Before my Min Rec interview I tried to memorise the various elements that made Baptists distinctive, so that I would not slip up when asked. When I recalled them there was one that always slipped my mind. Believers' baptism, congregational governance, priesthood of all believers and separation of church and state were all there, but the last one would not stay in my brain.
Maybe it was because I grew up in a Baptist church that did not relate well to other Baptists: we did not have The Baptist Times
floating around the church, we never heard of the Association unless it was to do with choosing a new minister, we did not have BMS missionaries that I knew of. The wider Baptist context was lost on me, so the distinctive of Baptists being interdependent seemed a little alien to me.
Like many larger churches we did not need interdependence, we were independent in every single way, and contact with the wider Baptist family was generally unnecessary, certainly for an ordinary member like me.
However, I am now in a small church context and have been for the last eight years or so, and so membership of something bigger is brought much more sharply into focus.
Like many others I use a prayer book each day as part of my daily routine. This year I have been going through Common Prayer which has been put together by Shane Claiborne and Jonathan Wilson-Hartgrove, and has an emphasis on new Monasticism. The month of November focuses upon “nurturing a common life” and in their introduction they say “independence is a value of our culture, but it is not a gospel value” and that “the scriptures teach us to value interdependence and community more highly than independence”.

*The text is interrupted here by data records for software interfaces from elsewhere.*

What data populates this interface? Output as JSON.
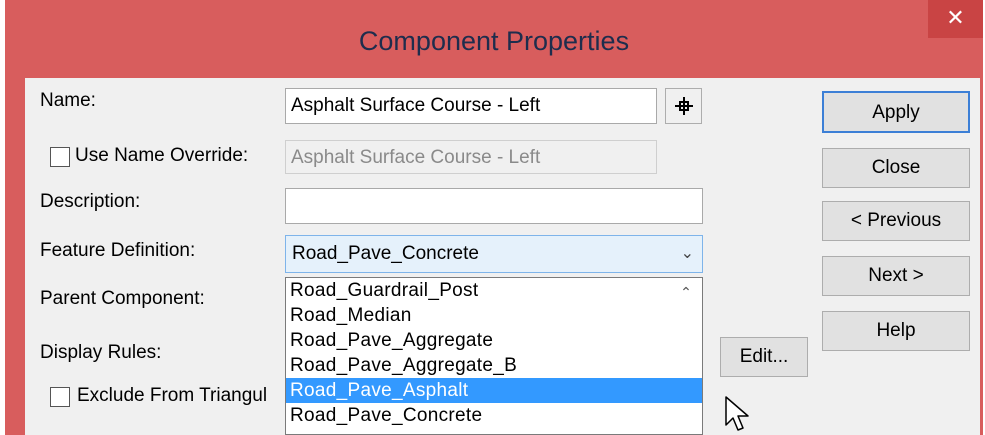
{
  "window": {
    "title": "Component Properties",
    "close_glyph": "✕"
  },
  "form": {
    "name_label": "Name:",
    "name_value": "Asphalt Surface Course - Left",
    "use_name_override_label": "Use Name Override:",
    "name_override_value": "Asphalt Surface Course - Left",
    "description_label": "Description:",
    "description_value": "",
    "feature_definition_label": "Feature Definition:",
    "feature_definition_value": "Road_Pave_Concrete",
    "parent_component_label": "Parent Component:",
    "display_rules_label": "Display Rules:",
    "exclude_label": "Exclude From Triangul",
    "edit_label": "Edit..."
  },
  "buttons": {
    "apply": "Apply",
    "close": "Close",
    "previous": "< Previous",
    "next": "Next >",
    "help": "Help"
  },
  "dropdown": {
    "items": [
      "Road_Guardrail_Post",
      "Road_Median",
      "Road_Pave_Aggregate",
      "Road_Pave_Aggregate_B",
      "Road_Pave_Asphalt",
      "Road_Pave_Concrete"
    ],
    "highlighted": "Road_Pave_Asphalt"
  },
  "icons": {
    "pick": "crosshair-icon",
    "combo_arrow": "chevron-down-icon",
    "scroll_up": "chevron-up-icon",
    "cursor": "mouse-pointer-icon"
  },
  "colors": {
    "titlebar": "#d85d5d",
    "close": "#c94444",
    "highlight": "#3399ff",
    "default_button_border": "#3c7fd6"
  }
}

Over the weekend our church was visited by another Baptist minister from Cambridge who happened to be staying in the area. In our discussions (he had read and agreed with my previous articles
on here) he said we have confused autonomy with independence. Independence is not a Baptist value, but autonomy and interdependence are.
So I went back to my copy of Paul Beasley Murray’s Radical Believers
and his chapter on “associating with others” (“Baptists are not Independents”), in which he argues that Koinonia (fellowship) finds its routes in economics. When Paul took up a sign of fellowship in Romans 15:26, this meant he took the collection from the daughter churches in Greece to the mother church in Jerusalem, which was suffering economic hardship. Are we prepared to put this into practice? Is giving to Home Mission enough? If a church down the road is struggling financially what does it matter to us?
Beasley-Murray later argues that when Paul talks of the body in 1 Corinthians 12, he talks not only of how individual Christians relate to each other, but how churches relate to each other, so when one church is in pain the whole church suffers. Or, as he concludes, “Associating with other churches, therefore is no optional extra - it is part of being the church”.
But we live in an independent world where our independence has become an idol. We have to be careful not take this understanding into the context of church. Jonne Donne wrote “no man is an island”. I wonder if we can stretch that analogy to churches too?
The Revd Michael Shaw is minister of Devonport Community Baptist Church, Plymouth